Medicare policy descriptions you should know

What is a Cost Plan ? Minnesota is the final hold out in the United States that still provides Cost plans.  This is the last year you can get a Cost plan in Minnesota.  Almost all the Medicare plans in the US are Advantage plans. 


In Minnesota there are more than 400,000 cost plan members. A cost plan allows you to have a separate Health Plan and Part-D Medication plan with one or different companies or a combination of both plans from one company.  


What is a Part D Plan ? In 2019 you can still select a stand-alone Part D medication plan but only if you have just a Supplemental plan such as Blue Cross Senior Gold.  


If you have two separate plans, understand that both insurance companies will contact you by phone (telemarketers) suggesting that you select their Advantage plan for 2019. All Advantage plans are not created equally, so call me first to explain the differences.


Additionally, if you change plans by calling the insurance company, attending an insurance sponsored seminar or answering a out-of-state telemarketer sales call, then you will not have me as your dedicated agent. The only way to have a dedicated agent that works for you, is to call me and review all the plans – not just one! 


What is an Advantage Plan ? Advantage plans are the norm in the United States. An Advantage plan is one which has both Health and Part-D with one company. 


Generally, Advantage plans are lower in cost compared to Cost plans.  They can have higher co-pays, deductibles and maximum-out-of-pocket limits.  Depending on the plan type, networks can be different based on geographical location. 


In many cases, lower priced Advantage plans have original Medicare cost sharing. In other words, depending on the plan, you may pay 20% of the total cost of health care.  So be careful about selecting an Advantage plan. The low up front monthly premium may cost you less, but the co-pays could cost more.


What is a Supplemental Plan ? A Supplemental plan off-sets the cost of original Medicare (Part-A and Part-B). Each state regulates the benefits offered. Depending on the state, you can have Portability, that allows you to keep your plan and benefits even if you move out of state. Supplemental polices do not include Part D medications. 

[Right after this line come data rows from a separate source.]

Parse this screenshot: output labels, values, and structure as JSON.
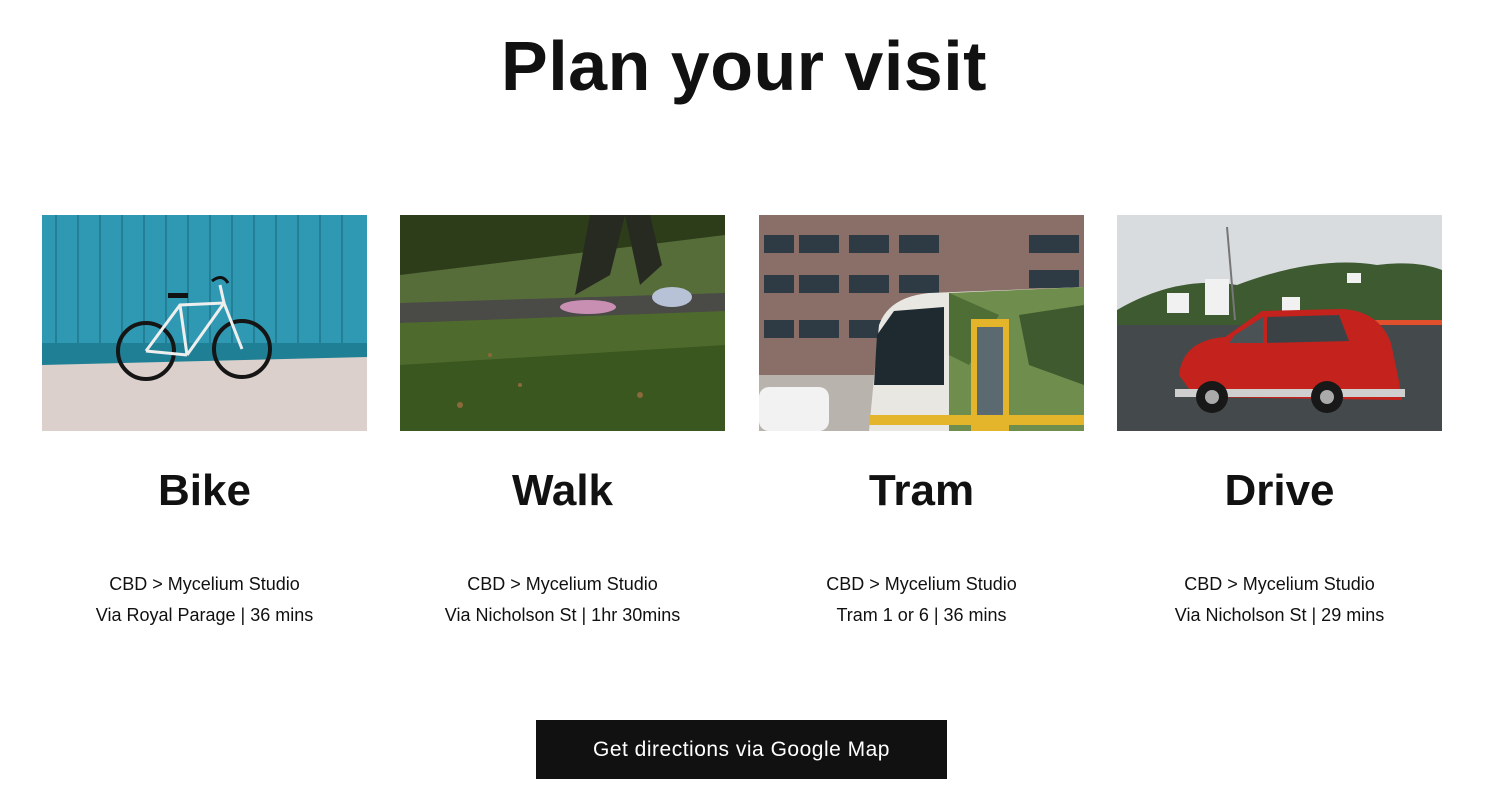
{
  "page": {
    "title": "Plan your visit"
  },
  "cards": [
    {
      "title": "Bike",
      "route": "CBD > Mycelium Studio",
      "detail": "Via Royal Parage | 36 mins",
      "image_icon": "bicycle-photo"
    },
    {
      "title": "Walk",
      "route": "CBD > Mycelium Studio",
      "detail": "Via Nicholson St | 1hr 30mins",
      "image_icon": "walking-photo"
    },
    {
      "title": "Tram",
      "route": "CBD > Mycelium Studio",
      "detail": "Tram 1 or 6 | 36 mins",
      "image_icon": "tram-photo"
    },
    {
      "title": "Drive",
      "route": "CBD > Mycelium Studio",
      "detail": "Via Nicholson St | 29 mins",
      "image_icon": "car-photo"
    }
  ],
  "cta": {
    "label": "Get directions via Google Map"
  },
  "colors": {
    "text": "#111111",
    "button_bg": "#111111",
    "button_text": "#ffffff",
    "background": "#ffffff"
  }
}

Those who have purchased these plans, let’s say over 10-years ago, no longer need the portability benefit and are paying more than twice the rate for a policy.  


A Supplemental plan can only be issued the first time you are eligible for Medicare without medical underwriting.  You can apply for a Supplemental after you have had  a Medicare policy but you will have to undergo a full medical review, unless you have a Guarantee Issue when your Cost plan goes away.


Medicare policy descriptions you should know about can be confusing. But now you know what they are so you can be a  smarter consumer when it comes to Medicare policies.